## Problem
Your answer must be a single number: how many lines in the records include the word "JSON".

Dataset records:
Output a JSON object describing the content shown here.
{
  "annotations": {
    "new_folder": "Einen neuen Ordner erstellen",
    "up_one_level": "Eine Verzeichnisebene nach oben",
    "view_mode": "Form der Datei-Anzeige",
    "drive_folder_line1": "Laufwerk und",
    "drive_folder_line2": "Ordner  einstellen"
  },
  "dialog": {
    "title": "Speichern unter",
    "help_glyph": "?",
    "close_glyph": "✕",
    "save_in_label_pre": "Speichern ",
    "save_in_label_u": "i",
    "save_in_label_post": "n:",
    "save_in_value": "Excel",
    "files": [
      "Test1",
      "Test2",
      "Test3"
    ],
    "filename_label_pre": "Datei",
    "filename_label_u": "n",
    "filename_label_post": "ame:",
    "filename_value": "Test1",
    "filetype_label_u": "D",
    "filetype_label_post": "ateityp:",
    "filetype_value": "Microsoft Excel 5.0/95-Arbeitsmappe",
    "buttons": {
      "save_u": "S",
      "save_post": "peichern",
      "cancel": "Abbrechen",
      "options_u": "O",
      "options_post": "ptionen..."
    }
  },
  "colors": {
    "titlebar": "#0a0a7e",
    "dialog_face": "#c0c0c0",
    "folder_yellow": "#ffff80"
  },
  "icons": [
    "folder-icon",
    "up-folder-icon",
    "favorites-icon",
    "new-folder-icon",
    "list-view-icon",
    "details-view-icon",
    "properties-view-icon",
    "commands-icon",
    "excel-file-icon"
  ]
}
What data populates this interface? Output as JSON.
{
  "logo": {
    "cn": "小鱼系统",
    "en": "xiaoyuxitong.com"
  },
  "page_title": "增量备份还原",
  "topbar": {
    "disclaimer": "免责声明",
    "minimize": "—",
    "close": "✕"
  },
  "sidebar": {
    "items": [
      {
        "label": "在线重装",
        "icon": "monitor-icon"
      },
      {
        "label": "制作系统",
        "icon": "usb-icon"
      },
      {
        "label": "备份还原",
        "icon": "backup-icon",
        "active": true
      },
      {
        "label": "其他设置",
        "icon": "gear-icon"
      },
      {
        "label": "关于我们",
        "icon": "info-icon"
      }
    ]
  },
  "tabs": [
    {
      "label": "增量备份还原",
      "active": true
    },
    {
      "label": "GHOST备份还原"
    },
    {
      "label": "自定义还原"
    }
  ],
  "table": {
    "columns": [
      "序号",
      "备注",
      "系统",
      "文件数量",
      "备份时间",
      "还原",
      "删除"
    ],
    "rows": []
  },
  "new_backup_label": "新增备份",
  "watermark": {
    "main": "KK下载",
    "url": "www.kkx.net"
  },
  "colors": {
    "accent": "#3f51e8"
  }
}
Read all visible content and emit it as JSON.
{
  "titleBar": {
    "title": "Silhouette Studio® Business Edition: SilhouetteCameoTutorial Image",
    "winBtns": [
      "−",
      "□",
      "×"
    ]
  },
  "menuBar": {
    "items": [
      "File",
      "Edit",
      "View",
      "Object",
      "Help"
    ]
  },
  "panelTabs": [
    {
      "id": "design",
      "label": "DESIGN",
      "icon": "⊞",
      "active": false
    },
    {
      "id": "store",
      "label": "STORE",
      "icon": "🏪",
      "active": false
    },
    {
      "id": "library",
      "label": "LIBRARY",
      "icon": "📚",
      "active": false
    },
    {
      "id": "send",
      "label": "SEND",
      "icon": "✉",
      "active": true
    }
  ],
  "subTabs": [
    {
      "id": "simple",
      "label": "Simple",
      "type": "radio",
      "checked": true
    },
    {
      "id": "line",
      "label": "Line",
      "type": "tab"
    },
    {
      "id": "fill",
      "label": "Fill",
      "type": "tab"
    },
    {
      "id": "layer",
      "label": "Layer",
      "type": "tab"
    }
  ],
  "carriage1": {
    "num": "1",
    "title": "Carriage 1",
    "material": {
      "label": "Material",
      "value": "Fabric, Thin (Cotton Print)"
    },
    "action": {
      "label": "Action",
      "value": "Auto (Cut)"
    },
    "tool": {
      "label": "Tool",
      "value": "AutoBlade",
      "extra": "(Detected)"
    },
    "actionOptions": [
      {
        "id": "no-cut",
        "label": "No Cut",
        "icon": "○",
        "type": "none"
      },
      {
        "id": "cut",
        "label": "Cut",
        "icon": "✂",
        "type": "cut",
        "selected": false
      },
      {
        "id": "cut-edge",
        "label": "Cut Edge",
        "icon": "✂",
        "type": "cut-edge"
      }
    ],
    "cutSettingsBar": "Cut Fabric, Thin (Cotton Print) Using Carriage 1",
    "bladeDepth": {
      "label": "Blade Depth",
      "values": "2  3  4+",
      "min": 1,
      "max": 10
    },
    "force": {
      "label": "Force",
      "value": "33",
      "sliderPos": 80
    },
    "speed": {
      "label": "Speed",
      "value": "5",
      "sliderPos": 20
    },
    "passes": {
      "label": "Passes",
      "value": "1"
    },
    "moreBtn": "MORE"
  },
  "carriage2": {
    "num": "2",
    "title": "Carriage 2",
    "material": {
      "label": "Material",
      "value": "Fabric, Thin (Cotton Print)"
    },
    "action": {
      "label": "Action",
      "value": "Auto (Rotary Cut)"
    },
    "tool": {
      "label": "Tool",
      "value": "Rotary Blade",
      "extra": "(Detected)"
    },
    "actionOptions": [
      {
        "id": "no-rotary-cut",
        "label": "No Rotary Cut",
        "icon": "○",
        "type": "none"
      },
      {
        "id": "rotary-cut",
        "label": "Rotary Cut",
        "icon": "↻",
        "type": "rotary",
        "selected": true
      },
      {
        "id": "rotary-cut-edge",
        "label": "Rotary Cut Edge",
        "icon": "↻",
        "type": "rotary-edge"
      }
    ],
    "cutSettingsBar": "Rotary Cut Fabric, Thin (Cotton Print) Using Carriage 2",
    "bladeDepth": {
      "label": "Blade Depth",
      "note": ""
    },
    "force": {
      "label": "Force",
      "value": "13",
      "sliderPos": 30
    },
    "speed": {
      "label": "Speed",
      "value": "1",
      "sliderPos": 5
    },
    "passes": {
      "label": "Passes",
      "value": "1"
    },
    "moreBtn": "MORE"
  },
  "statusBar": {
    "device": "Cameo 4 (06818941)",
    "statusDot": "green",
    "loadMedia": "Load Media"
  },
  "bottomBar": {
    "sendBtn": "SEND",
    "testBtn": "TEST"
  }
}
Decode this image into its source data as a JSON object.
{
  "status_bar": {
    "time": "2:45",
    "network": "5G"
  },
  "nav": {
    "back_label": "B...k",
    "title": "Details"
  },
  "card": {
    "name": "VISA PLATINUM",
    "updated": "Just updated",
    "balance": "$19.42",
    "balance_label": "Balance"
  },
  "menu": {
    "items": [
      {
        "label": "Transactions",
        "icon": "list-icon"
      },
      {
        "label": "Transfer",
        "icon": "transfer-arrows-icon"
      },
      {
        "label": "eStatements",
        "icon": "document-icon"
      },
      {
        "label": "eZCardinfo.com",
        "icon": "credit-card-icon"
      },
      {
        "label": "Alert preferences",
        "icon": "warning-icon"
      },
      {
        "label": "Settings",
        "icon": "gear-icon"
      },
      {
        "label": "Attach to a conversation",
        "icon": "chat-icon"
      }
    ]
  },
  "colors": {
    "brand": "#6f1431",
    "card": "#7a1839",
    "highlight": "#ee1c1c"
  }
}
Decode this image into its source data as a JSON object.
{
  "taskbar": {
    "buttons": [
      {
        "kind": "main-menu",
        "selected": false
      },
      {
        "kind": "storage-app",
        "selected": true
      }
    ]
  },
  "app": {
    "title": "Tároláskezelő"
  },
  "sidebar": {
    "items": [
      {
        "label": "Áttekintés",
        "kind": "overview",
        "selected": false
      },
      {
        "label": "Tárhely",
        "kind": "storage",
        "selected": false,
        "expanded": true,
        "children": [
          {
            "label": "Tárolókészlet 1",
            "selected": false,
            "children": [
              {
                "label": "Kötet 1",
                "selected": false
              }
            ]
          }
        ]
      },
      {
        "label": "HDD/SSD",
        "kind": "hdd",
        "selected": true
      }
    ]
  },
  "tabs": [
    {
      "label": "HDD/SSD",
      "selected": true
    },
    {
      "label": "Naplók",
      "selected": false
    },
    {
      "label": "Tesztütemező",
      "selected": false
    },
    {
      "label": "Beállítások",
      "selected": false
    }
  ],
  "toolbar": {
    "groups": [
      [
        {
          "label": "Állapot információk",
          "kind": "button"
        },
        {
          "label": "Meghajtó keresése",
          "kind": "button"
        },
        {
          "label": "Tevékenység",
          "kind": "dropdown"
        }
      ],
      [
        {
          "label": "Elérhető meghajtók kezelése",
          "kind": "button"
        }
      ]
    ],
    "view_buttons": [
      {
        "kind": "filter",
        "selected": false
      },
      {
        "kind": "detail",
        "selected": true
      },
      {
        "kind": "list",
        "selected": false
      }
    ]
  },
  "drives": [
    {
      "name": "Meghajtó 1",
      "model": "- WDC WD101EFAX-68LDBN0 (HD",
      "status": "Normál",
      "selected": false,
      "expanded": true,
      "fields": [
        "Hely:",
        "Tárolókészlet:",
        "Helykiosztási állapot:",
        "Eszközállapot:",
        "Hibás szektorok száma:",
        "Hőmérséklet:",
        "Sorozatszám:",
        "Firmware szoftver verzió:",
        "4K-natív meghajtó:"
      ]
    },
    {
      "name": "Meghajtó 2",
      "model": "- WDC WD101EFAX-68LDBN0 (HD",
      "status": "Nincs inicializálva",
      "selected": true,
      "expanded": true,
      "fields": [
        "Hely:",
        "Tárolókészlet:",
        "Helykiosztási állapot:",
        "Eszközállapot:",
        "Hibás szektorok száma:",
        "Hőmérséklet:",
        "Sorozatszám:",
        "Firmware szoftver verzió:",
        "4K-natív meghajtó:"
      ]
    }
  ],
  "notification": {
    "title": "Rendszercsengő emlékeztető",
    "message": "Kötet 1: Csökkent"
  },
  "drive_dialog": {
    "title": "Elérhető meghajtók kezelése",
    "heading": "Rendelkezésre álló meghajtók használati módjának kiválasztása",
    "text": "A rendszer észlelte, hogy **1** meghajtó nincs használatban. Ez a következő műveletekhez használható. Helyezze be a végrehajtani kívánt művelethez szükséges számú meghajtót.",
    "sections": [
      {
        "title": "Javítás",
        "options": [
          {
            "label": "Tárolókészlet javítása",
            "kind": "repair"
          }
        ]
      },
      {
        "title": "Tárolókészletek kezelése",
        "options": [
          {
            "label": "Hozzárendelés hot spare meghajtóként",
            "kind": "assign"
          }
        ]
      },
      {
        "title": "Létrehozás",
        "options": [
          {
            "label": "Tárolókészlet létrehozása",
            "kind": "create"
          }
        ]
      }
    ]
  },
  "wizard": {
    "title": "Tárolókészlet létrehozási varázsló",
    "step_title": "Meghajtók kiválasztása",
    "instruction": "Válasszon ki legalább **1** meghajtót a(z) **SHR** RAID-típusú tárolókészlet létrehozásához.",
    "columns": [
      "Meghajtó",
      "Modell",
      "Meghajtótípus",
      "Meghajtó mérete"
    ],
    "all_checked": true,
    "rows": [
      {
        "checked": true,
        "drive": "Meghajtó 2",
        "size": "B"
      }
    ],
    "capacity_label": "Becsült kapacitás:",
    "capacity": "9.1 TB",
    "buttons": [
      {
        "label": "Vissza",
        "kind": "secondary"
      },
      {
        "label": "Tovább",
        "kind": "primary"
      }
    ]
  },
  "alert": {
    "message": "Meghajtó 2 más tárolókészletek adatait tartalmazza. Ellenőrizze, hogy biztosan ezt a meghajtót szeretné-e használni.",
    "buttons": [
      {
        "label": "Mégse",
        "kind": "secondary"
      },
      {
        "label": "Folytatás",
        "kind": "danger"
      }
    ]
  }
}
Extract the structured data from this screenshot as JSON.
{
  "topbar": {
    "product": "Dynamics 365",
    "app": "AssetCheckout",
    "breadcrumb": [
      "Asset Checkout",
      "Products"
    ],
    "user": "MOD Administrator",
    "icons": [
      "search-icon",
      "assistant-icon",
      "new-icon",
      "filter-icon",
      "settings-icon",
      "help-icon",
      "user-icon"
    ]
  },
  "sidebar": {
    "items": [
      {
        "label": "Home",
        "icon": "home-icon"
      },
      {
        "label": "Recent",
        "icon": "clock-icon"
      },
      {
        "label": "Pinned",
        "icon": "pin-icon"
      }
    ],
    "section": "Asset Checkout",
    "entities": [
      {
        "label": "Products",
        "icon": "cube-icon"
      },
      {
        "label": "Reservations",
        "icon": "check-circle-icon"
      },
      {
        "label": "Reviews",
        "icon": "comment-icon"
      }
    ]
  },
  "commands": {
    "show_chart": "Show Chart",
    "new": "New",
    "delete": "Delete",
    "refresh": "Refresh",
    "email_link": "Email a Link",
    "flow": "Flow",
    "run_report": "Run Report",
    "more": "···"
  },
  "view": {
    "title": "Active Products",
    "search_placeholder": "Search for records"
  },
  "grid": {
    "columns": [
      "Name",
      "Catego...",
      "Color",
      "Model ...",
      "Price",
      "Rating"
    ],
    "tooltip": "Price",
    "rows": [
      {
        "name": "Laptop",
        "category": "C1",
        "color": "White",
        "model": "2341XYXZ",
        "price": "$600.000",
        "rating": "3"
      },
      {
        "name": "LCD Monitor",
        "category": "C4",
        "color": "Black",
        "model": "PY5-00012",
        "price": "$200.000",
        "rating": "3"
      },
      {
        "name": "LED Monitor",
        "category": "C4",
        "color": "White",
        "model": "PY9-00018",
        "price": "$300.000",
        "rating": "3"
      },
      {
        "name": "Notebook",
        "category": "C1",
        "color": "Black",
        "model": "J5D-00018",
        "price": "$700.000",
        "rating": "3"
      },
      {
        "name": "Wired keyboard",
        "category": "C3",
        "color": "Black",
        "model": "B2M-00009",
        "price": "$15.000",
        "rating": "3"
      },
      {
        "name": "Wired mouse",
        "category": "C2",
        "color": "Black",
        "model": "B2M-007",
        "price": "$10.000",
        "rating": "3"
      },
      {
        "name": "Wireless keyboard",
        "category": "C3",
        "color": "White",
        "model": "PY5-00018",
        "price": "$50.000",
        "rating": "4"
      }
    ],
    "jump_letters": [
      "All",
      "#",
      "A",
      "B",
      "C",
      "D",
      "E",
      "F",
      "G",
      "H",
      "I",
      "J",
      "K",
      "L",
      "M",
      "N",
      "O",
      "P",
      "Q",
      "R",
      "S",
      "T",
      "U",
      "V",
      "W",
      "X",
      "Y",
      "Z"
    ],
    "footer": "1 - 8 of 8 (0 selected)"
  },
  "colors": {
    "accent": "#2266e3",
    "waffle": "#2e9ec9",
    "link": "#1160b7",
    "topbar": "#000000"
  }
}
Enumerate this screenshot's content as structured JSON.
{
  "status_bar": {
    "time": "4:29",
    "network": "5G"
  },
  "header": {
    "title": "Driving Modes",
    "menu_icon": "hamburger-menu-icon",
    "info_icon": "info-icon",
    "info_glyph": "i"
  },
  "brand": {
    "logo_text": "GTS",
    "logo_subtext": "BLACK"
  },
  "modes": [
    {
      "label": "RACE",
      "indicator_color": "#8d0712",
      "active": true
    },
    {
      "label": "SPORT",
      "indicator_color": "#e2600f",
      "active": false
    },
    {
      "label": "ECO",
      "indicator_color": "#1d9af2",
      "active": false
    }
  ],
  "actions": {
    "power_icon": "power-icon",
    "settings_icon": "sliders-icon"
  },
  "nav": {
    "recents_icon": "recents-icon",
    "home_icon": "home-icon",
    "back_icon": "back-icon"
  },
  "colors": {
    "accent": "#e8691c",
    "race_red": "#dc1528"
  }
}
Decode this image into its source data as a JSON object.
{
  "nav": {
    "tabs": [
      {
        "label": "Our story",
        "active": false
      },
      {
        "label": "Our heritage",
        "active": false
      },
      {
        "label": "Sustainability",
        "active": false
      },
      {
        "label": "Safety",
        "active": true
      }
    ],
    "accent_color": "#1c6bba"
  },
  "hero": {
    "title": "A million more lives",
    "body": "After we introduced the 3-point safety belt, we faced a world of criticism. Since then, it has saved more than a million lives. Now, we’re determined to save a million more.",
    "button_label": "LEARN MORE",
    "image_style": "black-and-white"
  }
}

## Reply
8